The Williams Institute recently released a study highlighting the high cost that discrimination against transgender New Yorkers has for the state each year. As with a similar study conducted for Massachusetts in 2011, this report highlights the urgent need to pass legislation protecting all New Yorkers from employment and housing discrimination. Currently, only 59% of transgender New Yorkers are protected by local anti-discrimination ordinances.

According to the Williams Institute study, banning discrimination in housing and employment against the remaining 23,800 transgender New Yorkers could reduce the following costs related to discrimination:

  • Employment discrimination costs the State of New York more than $1million annually in Medicaid expenditures.
  • Housing discrimination in the State of New York may cost from $475,000 to $5.9 million annually in federal and state housing program expenditures and other costs related to homelessness.
  • Transgender workers in New York could generate millions more dollars in income tax revenues for the State if employment discrimination was reduced or eliminated.

In other words, employment and housing discrimination against transgender New Yorkers may cost from $1.5 to $7 million in Medicaid and housing program expenditures, not including additional millions in state income tax revenues that could be generated if employment discrimination was reduced.

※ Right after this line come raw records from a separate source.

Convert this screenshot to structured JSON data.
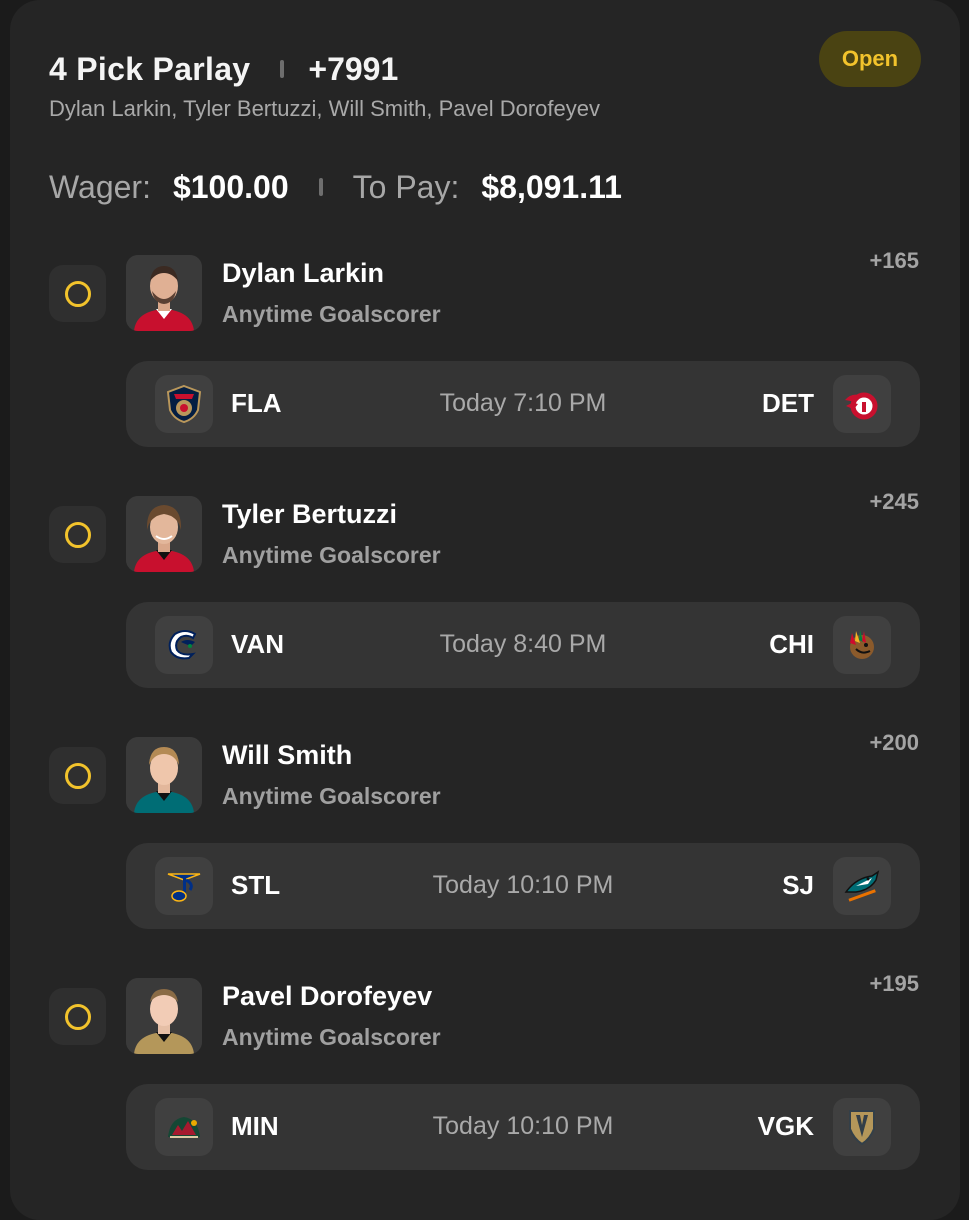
{
  "bet": {
    "title": "4 Pick Parlay",
    "total_odds": "+7991",
    "players_summary": "Dylan Larkin, Tyler Bertuzzi, Will Smith, Pavel Dorofeyev",
    "status": "Open",
    "wager_label": "Wager:",
    "wager_value": "$100.00",
    "to_pay_label": "To Pay:",
    "to_pay_value": "$8,091.11"
  },
  "picks": [
    {
      "player": "Dylan Larkin",
      "market": "Anytime Goalscorer",
      "odds": "+165",
      "jersey_color": "#c8102e",
      "away": "FLA",
      "home": "DET",
      "time": "Today 7:10 PM",
      "away_logo": "panthers-logo-icon",
      "home_logo": "red-wings-logo-icon"
    },
    {
      "player": "Tyler Bertuzzi",
      "market": "Anytime Goalscorer",
      "odds": "+245",
      "jersey_color": "#c8102e",
      "away": "VAN",
      "home": "CHI",
      "time": "Today 8:40 PM",
      "away_logo": "canucks-logo-icon",
      "home_logo": "blackhawks-logo-icon"
    },
    {
      "player": "Will Smith",
      "market": "Anytime Goalscorer",
      "odds": "+200",
      "jersey_color": "#006d75",
      "away": "STL",
      "home": "SJ",
      "time": "Today 10:10 PM",
      "away_logo": "blues-logo-icon",
      "home_logo": "sharks-logo-icon"
    },
    {
      "player": "Pavel Dorofeyev",
      "market": "Anytime Goalscorer",
      "odds": "+195",
      "jersey_color": "#b4975a",
      "away": "MIN",
      "home": "VGK",
      "time": "Today 10:10 PM",
      "away_logo": "wild-logo-icon",
      "home_logo": "golden-knights-logo-icon"
    }
  ],
  "colors": {
    "accent": "#f2c32c",
    "card_bg": "#252525",
    "game_bg": "#343434"
  }
}
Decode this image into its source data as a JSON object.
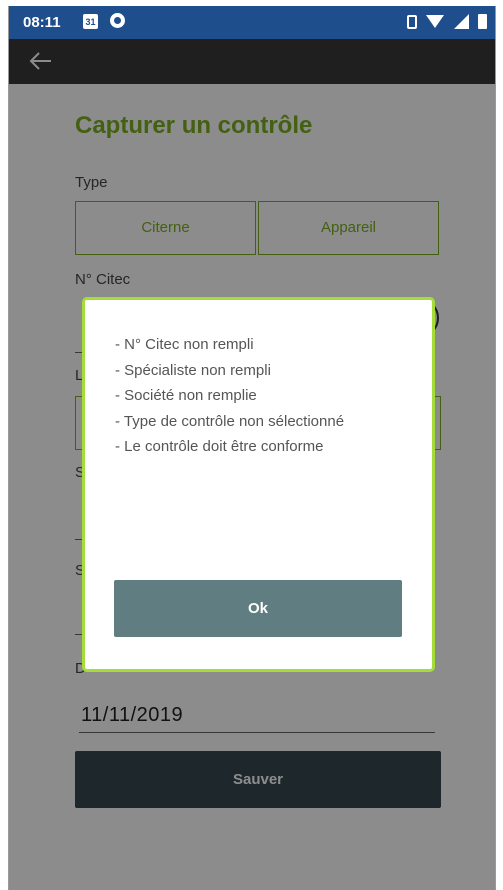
{
  "status_bar": {
    "time": "08:11",
    "calendar_day": "31"
  },
  "form": {
    "title": "Capturer un contrôle",
    "type_label": "Type",
    "type_options": [
      "Citerne",
      "Appareil"
    ],
    "citec_label": "N° Citec",
    "partial_labels": [
      "L",
      "S",
      "S",
      "D"
    ],
    "date_value": "11/11/2019",
    "save_label": "Sauver"
  },
  "dialog": {
    "messages": [
      "- N° Citec non rempli",
      "- Spécialiste non rempli",
      "- Société non remplie",
      "- Type de contrôle non sélectionné",
      "- Le contrôle doit être conforme"
    ],
    "ok_label": "Ok"
  },
  "colors": {
    "accent": "#7cb021",
    "status_bar": "#1e4f8c",
    "toolbar": "#3a3a3a",
    "save_button": "#37474f",
    "ok_button": "#607d82",
    "dialog_border": "#a4dd3a"
  }
}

The study estimates that if transgender residents of New York had incomes similar to the general population, this group of workers could generate over $2.7 million in additional income tax revenue per year.

The Task Force believes that all New Yorkers should have the right to seek and keep employment and housing without being turned away due to bias. Legislation to protect and all residents from discrimination based on gender identity in New York has introduced in the form of the Gender Expression Non-Discrimination Act (GENDA). Last October, Task Force Field Organizer Causten Wollerman testified on the need for the New York Senate to finally pass GENDA.

In addition to passing GENDA, the Williams Institute study highlights the need to pass the federal Employment Nondiscrimination Act (ENDA). Just as protections against discrimination vary throughout New York, protections against discrimination nationally vary across states and municipalities.

Right now it is legal to fire someone in 29 states because they are lesbian, gay or bisexual; in 34 states, like New York, it is legal to fire someone solely for being transgender. Join the Task Force in urging Congress to pass ENDA, which we expect action on later this summer.